* [EXCERPTED RECORDS]:
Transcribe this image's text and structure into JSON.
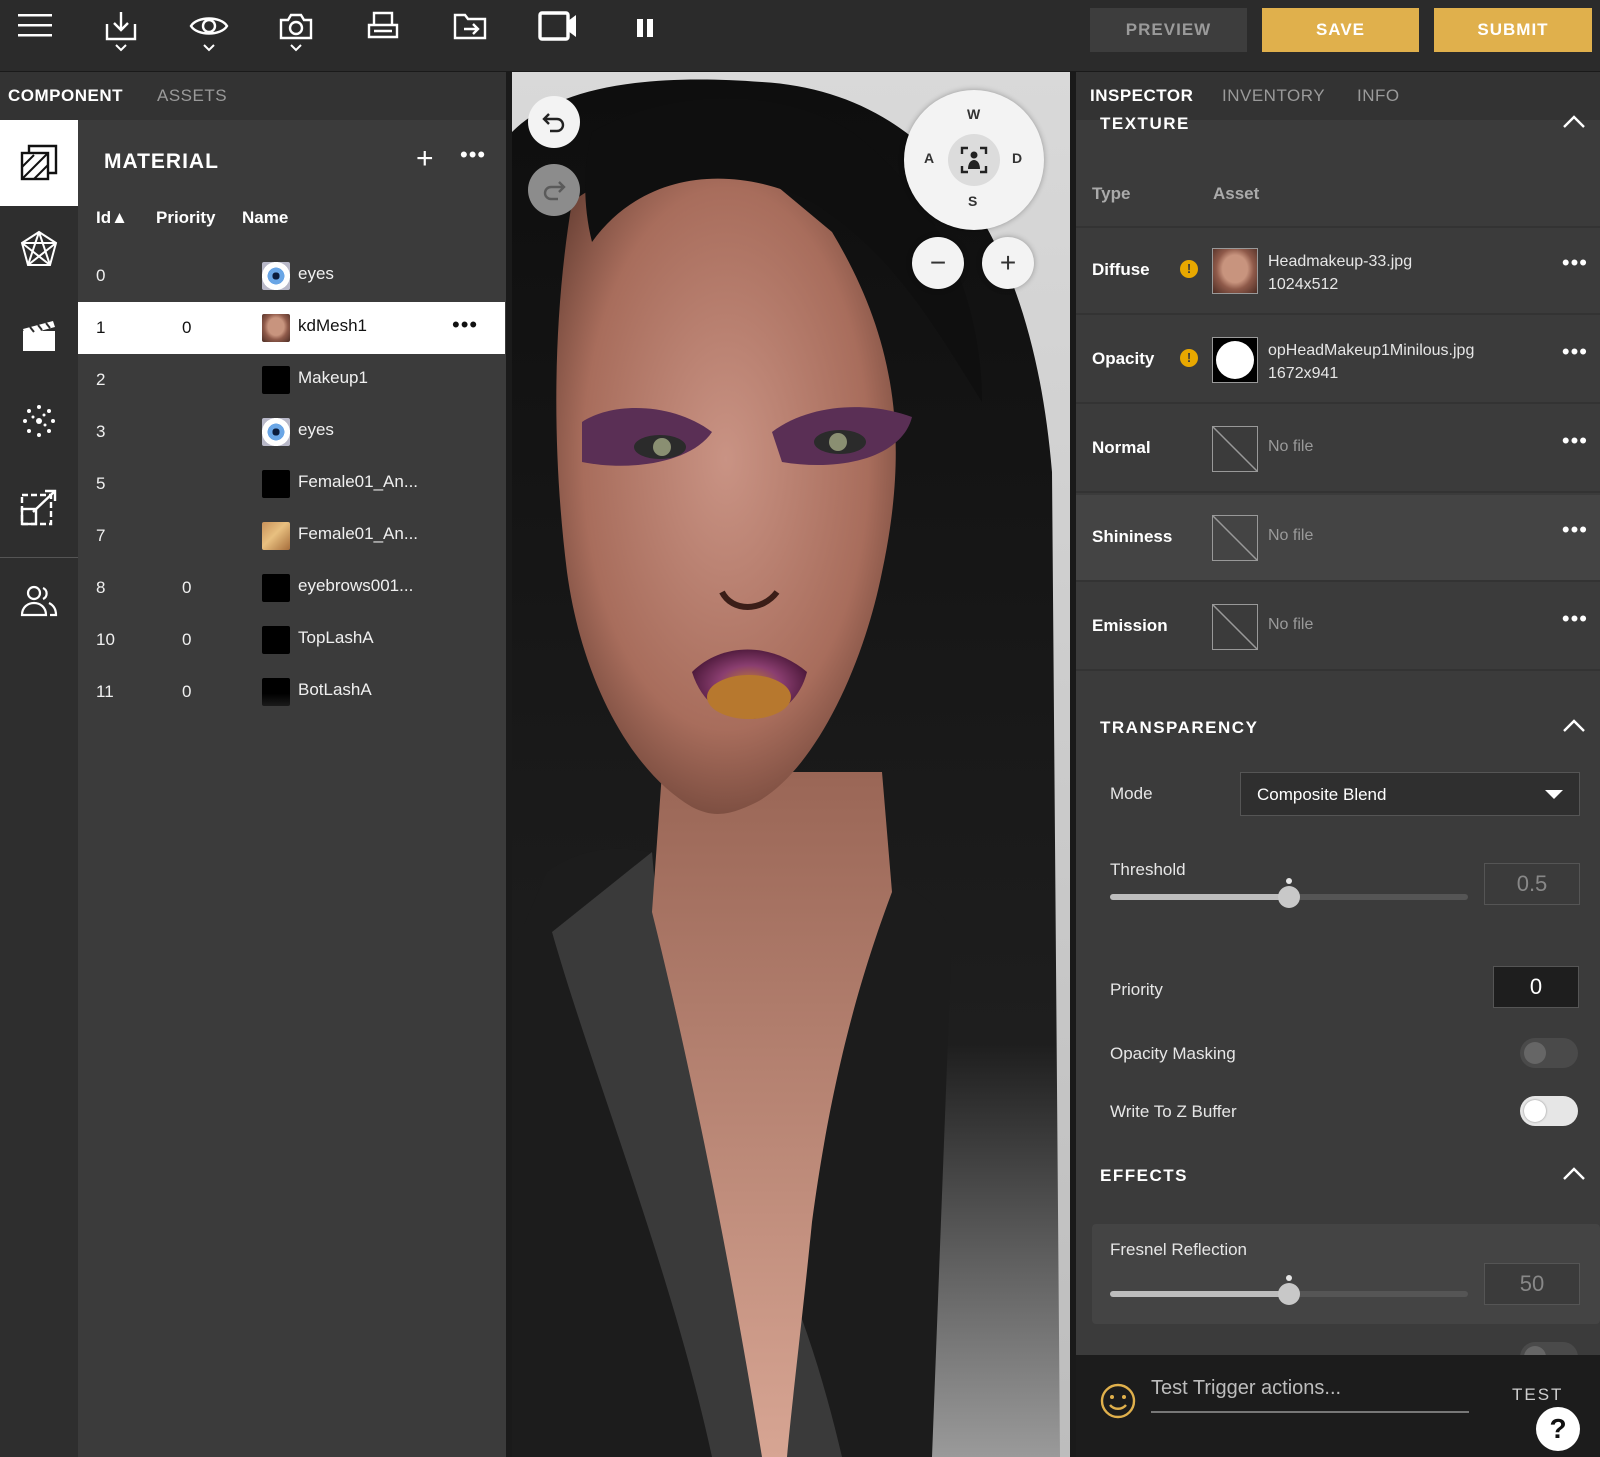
{
  "toolbar": {
    "icons": [
      "menu-icon",
      "download-icon",
      "eye-icon",
      "camera-icon",
      "print-icon",
      "export-icon",
      "video-icon",
      "pause-icon"
    ],
    "preview_label": "PREVIEW",
    "save_label": "SAVE",
    "submit_label": "SUBMIT",
    "accent_color": "#e0b04c"
  },
  "left_tabs": {
    "component": "COMPONENT",
    "assets": "ASSETS"
  },
  "rail": [
    "materials-icon",
    "mesh-icon",
    "scene-icon",
    "particles-icon",
    "transform-icon",
    "users-icon"
  ],
  "material": {
    "title": "MATERIAL",
    "add_symbol": "+",
    "more_symbol": "•••",
    "columns": {
      "id": "Id▲",
      "priority": "Priority",
      "name": "Name"
    },
    "rows": [
      {
        "id": "0",
        "priority": "",
        "name": "eyes",
        "thumb": "eye"
      },
      {
        "id": "1",
        "priority": "0",
        "name": "kdMesh1",
        "thumb": "face",
        "selected": true,
        "more": "•••"
      },
      {
        "id": "2",
        "priority": "",
        "name": "Makeup1",
        "thumb": "black"
      },
      {
        "id": "3",
        "priority": "",
        "name": "eyes",
        "thumb": "eye"
      },
      {
        "id": "5",
        "priority": "",
        "name": "Female01_An...",
        "thumb": "black"
      },
      {
        "id": "7",
        "priority": "",
        "name": "Female01_An...",
        "thumb": "skin"
      },
      {
        "id": "8",
        "priority": "0",
        "name": "eyebrows001...",
        "thumb": "black"
      },
      {
        "id": "10",
        "priority": "0",
        "name": "TopLashA",
        "thumb": "black"
      },
      {
        "id": "11",
        "priority": "0",
        "name": "BotLashA",
        "thumb": "lash"
      }
    ]
  },
  "viewport": {
    "compass": {
      "w": "W",
      "a": "A",
      "s": "S",
      "d": "D"
    },
    "zoom_out": "−",
    "zoom_in": "+"
  },
  "inspector_tabs": {
    "inspector": "INSPECTOR",
    "inventory": "INVENTORY",
    "info": "INFO"
  },
  "texture": {
    "title": "TEXTURE",
    "col_type": "Type",
    "col_asset": "Asset",
    "rows": [
      {
        "type": "Diffuse",
        "warning": "!",
        "file": "Headmakeup-33.jpg",
        "size": "1024x512",
        "thumb": "face"
      },
      {
        "type": "Opacity",
        "warning": "!",
        "file": "opHeadMakeup1Minilous.jpg",
        "size": "1672x941",
        "thumb": "white"
      },
      {
        "type": "Normal",
        "file": "No file",
        "thumb": "none"
      },
      {
        "type": "Shininess",
        "file": "No file",
        "thumb": "none"
      },
      {
        "type": "Emission",
        "file": "No file",
        "thumb": "none"
      }
    ],
    "more_symbol": "•••"
  },
  "transparency": {
    "title": "TRANSPARENCY",
    "mode_label": "Mode",
    "mode_value": "Composite Blend",
    "threshold_label": "Threshold",
    "threshold_value": "0.5",
    "threshold_fraction": 0.5,
    "priority_label": "Priority",
    "priority_value": "0",
    "opacity_masking_label": "Opacity Masking",
    "opacity_masking_on": false,
    "write_z_label": "Write To Z Buffer",
    "write_z_on": false
  },
  "effects": {
    "title": "EFFECTS",
    "fresnel_label": "Fresnel Reflection",
    "fresnel_value": "50",
    "fresnel_fraction": 0.5
  },
  "trigger": {
    "placeholder": "Test Trigger actions...",
    "test_label": "TEST",
    "help_label": "?"
  }
}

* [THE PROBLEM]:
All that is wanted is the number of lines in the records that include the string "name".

* [RESPONSE TO THIS EXERCISE]:
10